By Elana Estrin

“Wear that!” spits Rhett Butler, throwing a burgundy ball gown at Scarlett. “Nothing modest or matronly will do for this occasion.”

When the provocative burgundy gown from Gone With The Wind arrived at the Ransom Center in the early 1980s, lead weights lining the back hem had torn parts of the dress. Cara Varnell, a conservator specializing in Hollywood film costumes who is currently conserving the Ransom Center’s five Gone With The Wind dresses, explains that the weights are an example of inherent vice: the studio costume department included the weights to make the dress hang and move properly, but over time the weights ended up tearing parts of the dress. To prevent further damage, Varnell and the conservation team decided that the weights had to go.

“This girl’s never dancing again, so the dress doesn’t need to train properly,” Varnell said. “But what we do care about is that it’s pulling on the center of the dress. Dress weights are very common, and, while I don’t approach it casually, I often remove the weights in most of the couture dresses I work with because they’re usually pulling on the fabric.”

To remove the weights, the team enlisted the help of three Costume Studies master’s degree students at New York University: Lauren Lappin, Jennifer Moss, and Laura Winslow. Before removing the weights, the students worked with Ransom Center Book Conservator Mary Baughman to create compartments for storing the weights. They used one machine to heat seal the edges of two strips of transparent polyester film, and they used an ultrasonic machine to separate the strips into individual compartments. They then labeled the compartments with each weight’s location on the gown’s hem.

Once the compartments were ready, the students took turns removing the thread from the bottom of the weight pockets.

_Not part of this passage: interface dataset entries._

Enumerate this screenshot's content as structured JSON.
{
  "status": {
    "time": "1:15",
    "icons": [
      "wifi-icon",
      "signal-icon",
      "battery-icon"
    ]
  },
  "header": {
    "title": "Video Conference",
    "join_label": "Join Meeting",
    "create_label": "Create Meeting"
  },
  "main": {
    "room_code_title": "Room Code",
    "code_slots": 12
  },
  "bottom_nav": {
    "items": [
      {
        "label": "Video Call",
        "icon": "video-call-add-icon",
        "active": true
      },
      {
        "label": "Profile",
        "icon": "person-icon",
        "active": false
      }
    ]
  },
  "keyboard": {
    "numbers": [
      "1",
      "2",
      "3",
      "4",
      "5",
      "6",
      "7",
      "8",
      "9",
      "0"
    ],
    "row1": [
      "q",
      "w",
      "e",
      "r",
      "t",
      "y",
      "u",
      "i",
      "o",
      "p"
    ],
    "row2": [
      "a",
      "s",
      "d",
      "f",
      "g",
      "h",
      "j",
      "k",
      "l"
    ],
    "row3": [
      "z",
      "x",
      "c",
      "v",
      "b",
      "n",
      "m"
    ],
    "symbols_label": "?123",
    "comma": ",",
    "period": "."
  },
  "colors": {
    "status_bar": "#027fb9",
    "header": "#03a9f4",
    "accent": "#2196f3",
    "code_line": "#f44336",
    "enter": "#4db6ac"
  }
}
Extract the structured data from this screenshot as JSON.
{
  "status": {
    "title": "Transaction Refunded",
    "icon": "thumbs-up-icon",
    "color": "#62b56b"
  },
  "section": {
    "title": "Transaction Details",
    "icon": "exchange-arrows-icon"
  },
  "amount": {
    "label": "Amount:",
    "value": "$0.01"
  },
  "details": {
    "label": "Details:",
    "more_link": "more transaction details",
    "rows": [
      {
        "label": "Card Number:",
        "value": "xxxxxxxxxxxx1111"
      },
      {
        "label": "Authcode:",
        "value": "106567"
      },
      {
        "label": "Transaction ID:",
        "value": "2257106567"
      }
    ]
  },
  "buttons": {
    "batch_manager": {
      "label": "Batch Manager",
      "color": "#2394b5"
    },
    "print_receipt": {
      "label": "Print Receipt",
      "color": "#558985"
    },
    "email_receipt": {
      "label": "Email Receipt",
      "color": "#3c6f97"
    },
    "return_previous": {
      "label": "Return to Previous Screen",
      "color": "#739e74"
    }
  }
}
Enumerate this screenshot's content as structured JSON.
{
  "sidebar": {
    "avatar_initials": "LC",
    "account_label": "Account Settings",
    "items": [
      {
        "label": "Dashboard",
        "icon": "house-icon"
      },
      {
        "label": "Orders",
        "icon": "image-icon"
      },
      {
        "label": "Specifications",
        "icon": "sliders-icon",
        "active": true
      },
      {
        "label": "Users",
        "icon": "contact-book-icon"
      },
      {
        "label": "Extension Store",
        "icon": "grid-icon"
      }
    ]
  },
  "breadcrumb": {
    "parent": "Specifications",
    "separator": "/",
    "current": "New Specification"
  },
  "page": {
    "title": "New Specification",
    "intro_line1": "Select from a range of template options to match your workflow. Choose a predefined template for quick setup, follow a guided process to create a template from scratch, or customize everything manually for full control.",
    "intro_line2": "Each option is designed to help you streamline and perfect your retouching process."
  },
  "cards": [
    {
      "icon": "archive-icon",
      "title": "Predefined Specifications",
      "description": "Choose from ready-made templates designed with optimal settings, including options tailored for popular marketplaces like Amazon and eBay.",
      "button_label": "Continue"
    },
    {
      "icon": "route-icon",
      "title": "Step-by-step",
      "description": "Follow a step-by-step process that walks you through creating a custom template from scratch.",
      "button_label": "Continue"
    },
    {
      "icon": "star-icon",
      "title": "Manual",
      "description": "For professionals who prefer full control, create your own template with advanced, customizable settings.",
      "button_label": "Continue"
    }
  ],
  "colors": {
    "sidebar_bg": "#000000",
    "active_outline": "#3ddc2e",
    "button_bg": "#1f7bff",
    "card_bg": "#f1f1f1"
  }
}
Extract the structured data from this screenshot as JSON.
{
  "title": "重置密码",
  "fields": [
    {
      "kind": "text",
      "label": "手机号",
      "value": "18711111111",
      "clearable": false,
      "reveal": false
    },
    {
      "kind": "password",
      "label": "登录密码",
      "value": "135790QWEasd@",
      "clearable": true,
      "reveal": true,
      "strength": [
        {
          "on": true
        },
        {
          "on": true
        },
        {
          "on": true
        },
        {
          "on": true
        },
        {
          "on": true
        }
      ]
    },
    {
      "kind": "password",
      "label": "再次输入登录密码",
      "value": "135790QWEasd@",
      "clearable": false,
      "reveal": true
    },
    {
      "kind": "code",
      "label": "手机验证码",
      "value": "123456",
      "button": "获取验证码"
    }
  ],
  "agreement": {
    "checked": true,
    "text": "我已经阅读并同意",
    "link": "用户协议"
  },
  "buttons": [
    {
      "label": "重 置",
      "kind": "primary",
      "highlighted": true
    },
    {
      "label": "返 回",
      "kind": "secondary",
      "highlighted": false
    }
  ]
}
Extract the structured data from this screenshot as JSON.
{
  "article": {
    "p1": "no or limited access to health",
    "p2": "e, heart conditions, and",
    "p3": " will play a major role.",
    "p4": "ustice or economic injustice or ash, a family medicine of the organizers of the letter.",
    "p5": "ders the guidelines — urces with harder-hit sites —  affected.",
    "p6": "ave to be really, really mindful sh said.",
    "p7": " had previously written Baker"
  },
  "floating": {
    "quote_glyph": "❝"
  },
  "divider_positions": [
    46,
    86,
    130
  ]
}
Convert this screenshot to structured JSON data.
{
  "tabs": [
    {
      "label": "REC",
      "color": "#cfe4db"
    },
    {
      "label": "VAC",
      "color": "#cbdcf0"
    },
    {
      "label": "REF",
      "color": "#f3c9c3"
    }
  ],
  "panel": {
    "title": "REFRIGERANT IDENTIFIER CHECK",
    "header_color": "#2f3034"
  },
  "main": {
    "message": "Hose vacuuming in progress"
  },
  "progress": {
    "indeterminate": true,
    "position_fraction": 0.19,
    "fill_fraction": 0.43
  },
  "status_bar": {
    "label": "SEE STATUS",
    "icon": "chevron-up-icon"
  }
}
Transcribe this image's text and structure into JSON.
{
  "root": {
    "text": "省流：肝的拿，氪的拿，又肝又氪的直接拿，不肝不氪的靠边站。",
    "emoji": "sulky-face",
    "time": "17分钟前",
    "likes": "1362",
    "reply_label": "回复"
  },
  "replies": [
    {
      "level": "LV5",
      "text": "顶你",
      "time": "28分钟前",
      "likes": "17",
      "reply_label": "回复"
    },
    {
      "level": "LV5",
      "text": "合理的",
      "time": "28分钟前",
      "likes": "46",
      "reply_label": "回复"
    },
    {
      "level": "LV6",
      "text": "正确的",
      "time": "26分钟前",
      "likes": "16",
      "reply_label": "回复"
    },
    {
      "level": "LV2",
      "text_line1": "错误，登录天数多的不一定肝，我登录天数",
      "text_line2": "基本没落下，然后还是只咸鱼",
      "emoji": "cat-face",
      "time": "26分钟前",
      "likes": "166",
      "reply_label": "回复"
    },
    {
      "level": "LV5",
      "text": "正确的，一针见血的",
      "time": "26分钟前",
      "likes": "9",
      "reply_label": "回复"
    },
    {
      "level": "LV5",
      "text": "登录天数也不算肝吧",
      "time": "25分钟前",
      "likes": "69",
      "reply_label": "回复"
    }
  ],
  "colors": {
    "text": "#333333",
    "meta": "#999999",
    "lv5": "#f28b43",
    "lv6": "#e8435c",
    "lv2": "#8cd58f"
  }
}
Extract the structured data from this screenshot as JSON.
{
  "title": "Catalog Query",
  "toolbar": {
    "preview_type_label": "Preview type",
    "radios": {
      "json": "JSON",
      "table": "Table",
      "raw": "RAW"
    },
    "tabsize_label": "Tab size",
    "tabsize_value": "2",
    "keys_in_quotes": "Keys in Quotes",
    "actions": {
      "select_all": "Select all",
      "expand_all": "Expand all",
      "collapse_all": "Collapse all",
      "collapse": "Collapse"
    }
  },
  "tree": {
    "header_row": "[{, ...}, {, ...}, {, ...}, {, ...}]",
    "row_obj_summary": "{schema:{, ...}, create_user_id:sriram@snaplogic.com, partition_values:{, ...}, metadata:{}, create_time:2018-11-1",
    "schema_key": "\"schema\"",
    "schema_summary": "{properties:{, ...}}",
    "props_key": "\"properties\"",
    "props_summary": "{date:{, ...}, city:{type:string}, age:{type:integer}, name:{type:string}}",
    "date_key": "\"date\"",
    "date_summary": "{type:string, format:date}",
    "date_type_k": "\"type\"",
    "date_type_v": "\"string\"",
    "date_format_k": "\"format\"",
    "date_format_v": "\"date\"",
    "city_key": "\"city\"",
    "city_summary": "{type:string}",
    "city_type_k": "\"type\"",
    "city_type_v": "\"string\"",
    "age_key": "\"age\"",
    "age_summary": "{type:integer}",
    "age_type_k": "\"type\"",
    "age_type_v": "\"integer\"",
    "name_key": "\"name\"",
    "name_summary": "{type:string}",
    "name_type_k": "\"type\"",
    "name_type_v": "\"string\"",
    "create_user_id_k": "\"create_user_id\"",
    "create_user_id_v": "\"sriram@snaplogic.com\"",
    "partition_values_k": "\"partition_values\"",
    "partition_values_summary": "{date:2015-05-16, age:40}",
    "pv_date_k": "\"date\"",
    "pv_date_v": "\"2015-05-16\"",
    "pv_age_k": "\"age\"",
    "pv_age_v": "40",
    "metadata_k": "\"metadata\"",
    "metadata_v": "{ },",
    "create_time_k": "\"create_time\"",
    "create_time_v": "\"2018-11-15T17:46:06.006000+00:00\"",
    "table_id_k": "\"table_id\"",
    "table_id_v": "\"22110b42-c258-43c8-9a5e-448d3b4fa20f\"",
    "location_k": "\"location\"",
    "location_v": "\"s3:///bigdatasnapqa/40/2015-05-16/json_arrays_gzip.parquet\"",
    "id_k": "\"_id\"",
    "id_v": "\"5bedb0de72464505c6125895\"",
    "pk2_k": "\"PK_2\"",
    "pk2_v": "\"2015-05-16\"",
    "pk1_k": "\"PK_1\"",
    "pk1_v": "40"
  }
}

Switching between tweezers and the flat blade of small scissors, they gently lifted the thread from the fabric, removed the thread, then slid the weights out of their pockets and into their Mylar compartments. Once all the weights were in their designated compartments, Baughman and the students went back to the welding machines to seal the top.

After devising compartments, removing the weights, and placing the removed weights in their designated compartments, the conservation team helped the burgundy ball gown lose some weight.

Learn more about this project, view answers to frequently asked questions, and follow the progress of conservation efforts at this website.

The team welcomes insight from the public. If someone you know worked on the production, viewed the dresses during an “exploitation tour” in the 1940s, or has color photos of the dresses before 1970, please email

If you have any questions about the conservation process, please leave a comment with your question at the bottom of this post. We will choose some to answer on the Cultural Compass blog over the next few months.

Please click on the thumbnails below to view full-size images.